** Activity **
Repeat all the records exactly, omitting pictures.

** Extracted records **
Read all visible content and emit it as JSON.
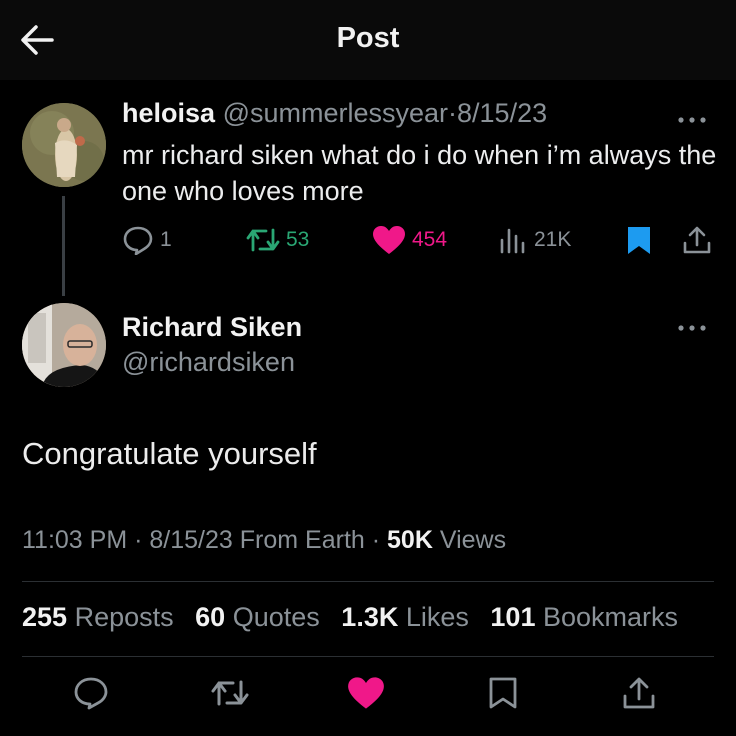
{
  "header": {
    "title": "Post"
  },
  "quoted_post": {
    "name": "heloisa",
    "handle": "@summerlessyear",
    "separator": "·",
    "date": "8/15/23",
    "text": "mr richard siken what do i do when i’m always the one who loves more",
    "stats": {
      "replies": "1",
      "reposts": "53",
      "likes": "454",
      "views": "21K"
    }
  },
  "main_post": {
    "name": "Richard Siken",
    "handle": "@richardsiken",
    "text": "Congratulate yourself",
    "time": "11:03 PM",
    "sep1": "·",
    "date": "8/15/23",
    "from": "From Earth",
    "sep2": "·",
    "views_count": "50K",
    "views_label": "Views"
  },
  "engagement": [
    {
      "count": "255",
      "label": "Reposts"
    },
    {
      "count": "60",
      "label": "Quotes"
    },
    {
      "count": "1.3K",
      "label": "Likes"
    },
    {
      "count": "101",
      "label": "Bookmarks"
    }
  ],
  "colors": {
    "repost": "#2aa774",
    "like": "#f01889",
    "bookmark": "#1d9bf0",
    "muted": "#8b9298"
  },
  "icons": [
    "back-arrow-icon",
    "more-icon",
    "reply-icon",
    "repost-icon",
    "heart-icon",
    "views-icon",
    "bookmark-icon",
    "share-icon"
  ]
}
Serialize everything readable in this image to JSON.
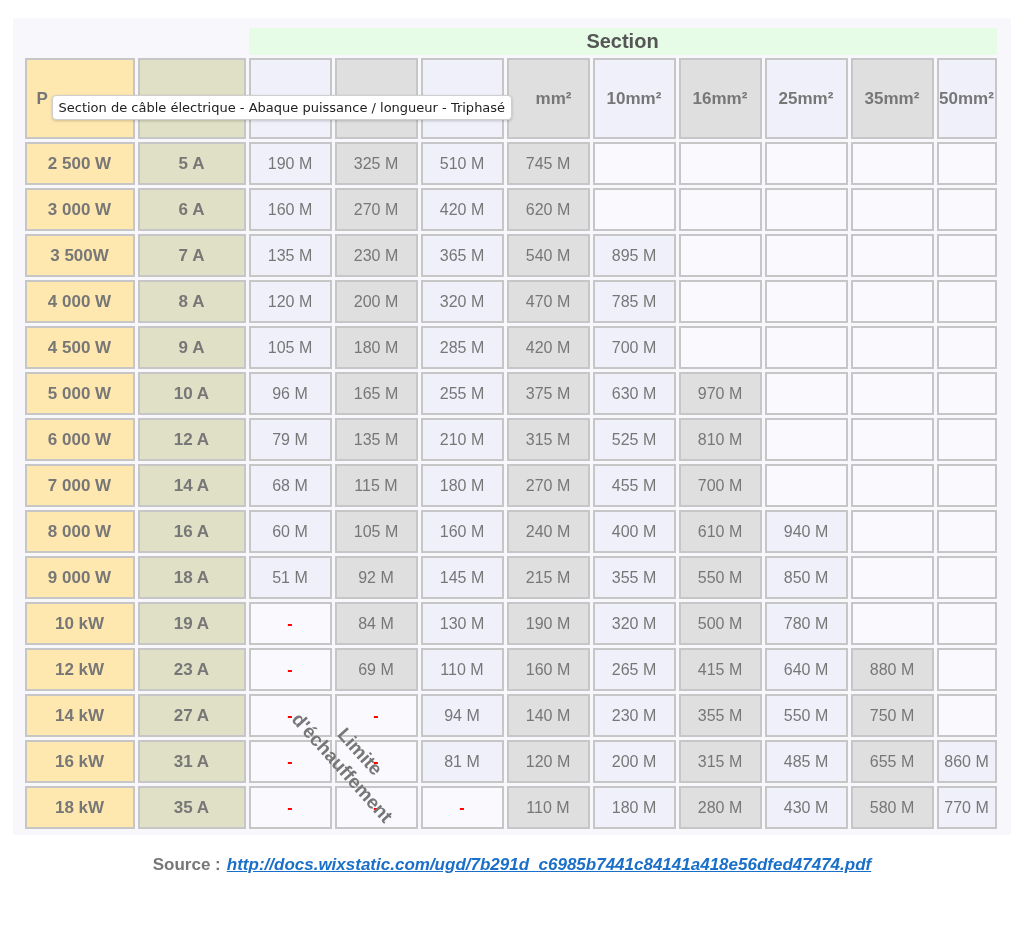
{
  "table": {
    "section_title": "Section",
    "columns": [
      {
        "label": "P",
        "kind": "power"
      },
      {
        "kind": "current"
      },
      {
        "kind": "light"
      },
      {
        "kind": "gray"
      },
      {
        "kind": "light"
      },
      {
        "label": "mm²",
        "kind": "gray"
      },
      {
        "label": "10mm²",
        "kind": "light"
      },
      {
        "label": "16mm²",
        "kind": "gray"
      },
      {
        "label": "25mm²",
        "kind": "light"
      },
      {
        "label": "35mm²",
        "kind": "gray"
      },
      {
        "label": "50mm²",
        "kind": "light"
      }
    ],
    "rows": [
      {
        "cells": [
          "2 500 W",
          "5 A",
          "190 M",
          "325 M",
          "510 M",
          "745 M",
          "",
          "",
          "",
          "",
          ""
        ]
      },
      {
        "cells": [
          "3 000 W",
          "6 A",
          "160 M",
          "270 M",
          "420 M",
          "620 M",
          "",
          "",
          "",
          "",
          ""
        ]
      },
      {
        "cells": [
          "3 500W",
          "7 A",
          "135 M",
          "230 M",
          "365 M",
          "540 M",
          "895 M",
          "",
          "",
          "",
          ""
        ]
      },
      {
        "cells": [
          "4 000 W",
          "8 A",
          "120 M",
          "200 M",
          "320 M",
          "470 M",
          "785 M",
          "",
          "",
          "",
          ""
        ]
      },
      {
        "cells": [
          "4 500 W",
          "9 A",
          "105 M",
          "180 M",
          "285 M",
          "420 M",
          "700 M",
          "",
          "",
          "",
          ""
        ]
      },
      {
        "cells": [
          "5 000 W",
          "10 A",
          "96 M",
          "165 M",
          "255 M",
          "375 M",
          "630 M",
          "970 M",
          "",
          "",
          ""
        ]
      },
      {
        "cells": [
          "6 000 W",
          "12 A",
          "79 M",
          "135 M",
          "210 M",
          "315 M",
          "525 M",
          "810 M",
          "",
          "",
          ""
        ]
      },
      {
        "cells": [
          "7 000 W",
          "14 A",
          "68 M",
          "115 M",
          "180 M",
          "270 M",
          "455 M",
          "700 M",
          "",
          "",
          ""
        ]
      },
      {
        "cells": [
          "8 000 W",
          "16 A",
          "60 M",
          "105 M",
          "160 M",
          "240 M",
          "400 M",
          "610 M",
          "940 M",
          "",
          ""
        ]
      },
      {
        "cells": [
          "9 000 W",
          "18 A",
          "51 M",
          "92 M",
          "145 M",
          "215 M",
          "355 M",
          "550 M",
          "850 M",
          "",
          ""
        ]
      },
      {
        "cells": [
          "10 kW",
          "19 A",
          "-",
          "84 M",
          "130 M",
          "190 M",
          "320 M",
          "500 M",
          "780 M",
          "",
          ""
        ]
      },
      {
        "cells": [
          "12 kW",
          "23 A",
          "-",
          "69 M",
          "110 M",
          "160 M",
          "265 M",
          "415 M",
          "640 M",
          "880 M",
          ""
        ]
      },
      {
        "cells": [
          "14 kW",
          "27 A",
          "-",
          "-",
          "94 M",
          "140 M",
          "230 M",
          "355 M",
          "550 M",
          "750 M",
          ""
        ]
      },
      {
        "cells": [
          "16 kW",
          "31 A",
          "-",
          "-",
          "81 M",
          "120 M",
          "200 M",
          "315 M",
          "485 M",
          "655 M",
          "860 M"
        ]
      },
      {
        "cells": [
          "18 kW",
          "35 A",
          "-",
          "-",
          "-",
          "110 M",
          "180 M",
          "280 M",
          "430 M",
          "580 M",
          "770 M"
        ]
      }
    ],
    "annotation": "Limite d'échauffement"
  },
  "tooltip": "Section de câble électrique - Abaque puissance / longueur - Triphasé",
  "source": {
    "label": "Source :",
    "link": "http://docs.wixstatic.com/ugd/7b291d_c6985b7441c84141a418e56dfed47474.pdf"
  }
}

** Response **
Read all visible content and emit it as JSON.
{
  "header": {
    "title": "Post"
  },
  "quoted_post": {
    "name": "heloisa",
    "handle": "@summerlessyear",
    "separator": "·",
    "date": "8/15/23",
    "text": "mr richard siken what do i do when i’m always the one who loves more",
    "stats": {
      "replies": "1",
      "reposts": "53",
      "likes": "454",
      "views": "21K"
    }
  },
  "main_post": {
    "name": "Richard Siken",
    "handle": "@richardsiken",
    "text": "Congratulate yourself",
    "time": "11:03 PM",
    "sep1": "·",
    "date": "8/15/23",
    "from": "From Earth",
    "sep2": "·",
    "views_count": "50K",
    "views_label": "Views"
  },
  "engagement": [
    {
      "count": "255",
      "label": "Reposts"
    },
    {
      "count": "60",
      "label": "Quotes"
    },
    {
      "count": "1.3K",
      "label": "Likes"
    },
    {
      "count": "101",
      "label": "Bookmarks"
    }
  ],
  "colors": {
    "repost": "#2aa774",
    "like": "#f01889",
    "bookmark": "#1d9bf0",
    "muted": "#8b9298"
  },
  "icons": [
    "back-arrow-icon",
    "more-icon",
    "reply-icon",
    "repost-icon",
    "heart-icon",
    "views-icon",
    "bookmark-icon",
    "share-icon"
  ]
}
Serialize everything readable in this image to JSON.
{
  "table": {
    "section_title": "Section",
    "columns": [
      {
        "label": "P",
        "kind": "power"
      },
      {
        "kind": "current"
      },
      {
        "kind": "light"
      },
      {
        "kind": "gray"
      },
      {
        "kind": "light"
      },
      {
        "label": "mm²",
        "kind": "gray"
      },
      {
        "label": "10mm²",
        "kind": "light"
      },
      {
        "label": "16mm²",
        "kind": "gray"
      },
      {
        "label": "25mm²",
        "kind": "light"
      },
      {
        "label": "35mm²",
        "kind": "gray"
      },
      {
        "label": "50mm²",
        "kind": "light"
      }
    ],
    "rows": [
      {
        "cells": [
          "2 500 W",
          "5 A",
          "190 M",
          "325 M",
          "510 M",
          "745 M",
          "",
          "",
          "",
          "",
          ""
        ]
      },
      {
        "cells": [
          "3 000 W",
          "6 A",
          "160 M",
          "270 M",
          "420 M",
          "620 M",
          "",
          "",
          "",
          "",
          ""
        ]
      },
      {
        "cells": [
          "3 500W",
          "7 A",
          "135 M",
          "230 M",
          "365 M",
          "540 M",
          "895 M",
          "",
          "",
          "",
          ""
        ]
      },
      {
        "cells": [
          "4 000 W",
          "8 A",
          "120 M",
          "200 M",
          "320 M",
          "470 M",
          "785 M",
          "",
          "",
          "",
          ""
        ]
      },
      {
        "cells": [
          "4 500 W",
          "9 A",
          "105 M",
          "180 M",
          "285 M",
          "420 M",
          "700 M",
          "",
          "",
          "",
          ""
        ]
      },
      {
        "cells": [
          "5 000 W",
          "10 A",
          "96 M",
          "165 M",
          "255 M",
          "375 M",
          "630 M",
          "970 M",
          "",
          "",
          ""
        ]
      },
      {
        "cells": [
          "6 000 W",
          "12 A",
          "79 M",
          "135 M",
          "210 M",
          "315 M",
          "525 M",
          "810 M",
          "",
          "",
          ""
        ]
      },
      {
        "cells": [
          "7 000 W",
          "14 A",
          "68 M",
          "115 M",
          "180 M",
          "270 M",
          "455 M",
          "700 M",
          "",
          "",
          ""
        ]
      },
      {
        "cells": [
          "8 000 W",
          "16 A",
          "60 M",
          "105 M",
          "160 M",
          "240 M",
          "400 M",
          "610 M",
          "940 M",
          "",
          ""
        ]
      },
      {
        "cells": [
          "9 000 W",
          "18 A",
          "51 M",
          "92 M",
          "145 M",
          "215 M",
          "355 M",
          "550 M",
          "850 M",
          "",
          ""
        ]
      },
      {
        "cells": [
          "10 kW",
          "19 A",
          "-",
          "84 M",
          "130 M",
          "190 M",
          "320 M",
          "500 M",
          "780 M",
          "",
          ""
        ]
      },
      {
        "cells": [
          "12 kW",
          "23 A",
          "-",
          "69 M",
          "110 M",
          "160 M",
          "265 M",
          "415 M",
          "640 M",
          "880 M",
          ""
        ]
      },
      {
        "cells": [
          "14 kW",
          "27 A",
          "-",
          "-",
          "94 M",
          "140 M",
          "230 M",
          "355 M",
          "550 M",
          "750 M",
          ""
        ]
      },
      {
        "cells": [
          "16 kW",
          "31 A",
          "-",
          "-",
          "81 M",
          "120 M",
          "200 M",
          "315 M",
          "485 M",
          "655 M",
          "860 M"
        ]
      },
      {
        "cells": [
          "18 kW",
          "35 A",
          "-",
          "-",
          "-",
          "110 M",
          "180 M",
          "280 M",
          "430 M",
          "580 M",
          "770 M"
        ]
      }
    ],
    "annotation": "Limite d'échauffement"
  },
  "tooltip": "Section de câble électrique - Abaque puissance / longueur - Triphasé",
  "source": {
    "label": "Source :",
    "link": "http://docs.wixstatic.com/ugd/7b291d_c6985b7441c84141a418e56dfed47474.pdf"
  }
}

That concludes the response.